While its proximity to San Diego makes driving an option, a number of the Valle’s resorts and wineries offer pickup services from San Diego International Airport. Without a doubt, it’s the most hassle-free method of arrival, and subsequent taxi travel around the region means all within your party can fully appreciate the broad selection of local wines.
1. Paso Robles, California
Paso Robles is located on California’s Central Coast, midway between San Francisco and Los Angeles. The charming city and its surrounding wine country might be familiar to Californian oenophiles, but the region still flies under the radar from a national and international perspective.
This is a shame; Paso is home to award-winning wineries set in a spectacular backdrop that rivals anywhere else in the state. The city’s historic downtown features a wide range of dining establishments that dedicate themselves to serving locally sourced, organic produce and meats. Accommodations range from boutique hotels to vineyard resorts, luxury villas, and national chains where you can spend those well-earned points.
But those who’ve become acquainted with the region know that Paso’s main draw is its very tangible sense of community. The members of the Paso Robles Wine Country Alliance are connected not only by their regional marketing operation, but by deep-rooted friendships stretching back years and even decades.
The 40,000-acre AVA is home to more than 200 wineries, with stalwarts such as Tablas Creek Vineyard, Castoro Cellars, and Eberle Winery pioneering the production of more than 60 grape varieties. Some might argue such diversification and the lack of focus on a signature variety can hold a region back. To them, we counter: Variety is the spice of life.
Nowhere is Paso’s community spirit more evident than at Tin City, an industrial complex that sees wine producers, breweries, cider makers, and creameries work side by side to share their artisanal fare.

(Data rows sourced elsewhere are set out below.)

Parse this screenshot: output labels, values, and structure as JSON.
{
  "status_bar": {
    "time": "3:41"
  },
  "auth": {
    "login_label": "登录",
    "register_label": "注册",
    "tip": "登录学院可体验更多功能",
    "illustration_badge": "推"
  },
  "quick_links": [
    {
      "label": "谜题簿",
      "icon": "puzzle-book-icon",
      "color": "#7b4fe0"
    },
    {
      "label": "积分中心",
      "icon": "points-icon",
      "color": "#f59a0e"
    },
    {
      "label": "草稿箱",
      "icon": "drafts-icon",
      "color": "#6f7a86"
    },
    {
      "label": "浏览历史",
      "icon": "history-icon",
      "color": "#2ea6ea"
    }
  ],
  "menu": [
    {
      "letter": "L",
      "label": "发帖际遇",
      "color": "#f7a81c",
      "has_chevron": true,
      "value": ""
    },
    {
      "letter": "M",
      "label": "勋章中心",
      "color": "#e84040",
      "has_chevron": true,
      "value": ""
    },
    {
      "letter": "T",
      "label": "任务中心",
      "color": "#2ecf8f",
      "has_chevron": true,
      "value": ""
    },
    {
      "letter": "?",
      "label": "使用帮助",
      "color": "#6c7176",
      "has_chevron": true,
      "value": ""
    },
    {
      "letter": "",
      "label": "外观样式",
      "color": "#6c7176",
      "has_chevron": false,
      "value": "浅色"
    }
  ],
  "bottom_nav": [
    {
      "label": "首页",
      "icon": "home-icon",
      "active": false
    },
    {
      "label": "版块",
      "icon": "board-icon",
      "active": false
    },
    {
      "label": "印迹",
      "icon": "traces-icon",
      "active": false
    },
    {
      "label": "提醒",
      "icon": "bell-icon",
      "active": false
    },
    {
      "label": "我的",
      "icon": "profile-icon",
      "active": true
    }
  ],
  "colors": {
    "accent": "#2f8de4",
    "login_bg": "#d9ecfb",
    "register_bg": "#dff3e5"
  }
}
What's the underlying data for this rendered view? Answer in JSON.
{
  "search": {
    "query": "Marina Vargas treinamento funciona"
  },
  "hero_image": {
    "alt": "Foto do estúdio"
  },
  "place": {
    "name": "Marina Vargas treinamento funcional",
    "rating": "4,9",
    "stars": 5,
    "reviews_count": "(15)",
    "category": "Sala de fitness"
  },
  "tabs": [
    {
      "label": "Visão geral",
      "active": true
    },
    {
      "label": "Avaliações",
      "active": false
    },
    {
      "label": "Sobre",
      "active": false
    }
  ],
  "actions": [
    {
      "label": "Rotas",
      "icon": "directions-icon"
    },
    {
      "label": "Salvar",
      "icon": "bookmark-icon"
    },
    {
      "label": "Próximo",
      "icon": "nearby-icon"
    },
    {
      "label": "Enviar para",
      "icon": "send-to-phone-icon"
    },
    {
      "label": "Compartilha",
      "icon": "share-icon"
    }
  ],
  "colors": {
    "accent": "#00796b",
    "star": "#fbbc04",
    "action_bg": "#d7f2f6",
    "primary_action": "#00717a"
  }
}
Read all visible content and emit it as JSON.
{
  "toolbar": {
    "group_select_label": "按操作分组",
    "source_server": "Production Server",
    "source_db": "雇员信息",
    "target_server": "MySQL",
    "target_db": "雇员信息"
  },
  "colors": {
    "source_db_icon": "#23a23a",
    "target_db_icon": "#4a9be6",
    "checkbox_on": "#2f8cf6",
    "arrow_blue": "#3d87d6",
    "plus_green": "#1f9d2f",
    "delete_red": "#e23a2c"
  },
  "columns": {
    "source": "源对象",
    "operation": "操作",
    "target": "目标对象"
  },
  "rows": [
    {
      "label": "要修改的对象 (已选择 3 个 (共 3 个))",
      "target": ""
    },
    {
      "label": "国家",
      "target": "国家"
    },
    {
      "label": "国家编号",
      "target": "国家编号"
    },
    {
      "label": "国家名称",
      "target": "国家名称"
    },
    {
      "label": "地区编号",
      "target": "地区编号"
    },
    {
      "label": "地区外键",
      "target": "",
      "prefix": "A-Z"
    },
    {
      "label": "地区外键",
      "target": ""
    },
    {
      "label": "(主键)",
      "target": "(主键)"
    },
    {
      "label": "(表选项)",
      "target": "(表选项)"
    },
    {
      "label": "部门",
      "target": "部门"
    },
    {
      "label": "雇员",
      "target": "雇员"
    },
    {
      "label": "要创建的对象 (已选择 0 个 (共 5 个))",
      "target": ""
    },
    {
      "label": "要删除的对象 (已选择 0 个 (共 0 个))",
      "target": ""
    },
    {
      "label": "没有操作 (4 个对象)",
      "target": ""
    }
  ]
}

“This community of wildly independent artisans love what they do, and they are part of Tin City to pour that love into everything they make with the sole purpose of sharing it,” Tin City’s website states. “All you need to do is show up and enjoy it.”
We couldn’t put it better ourselves.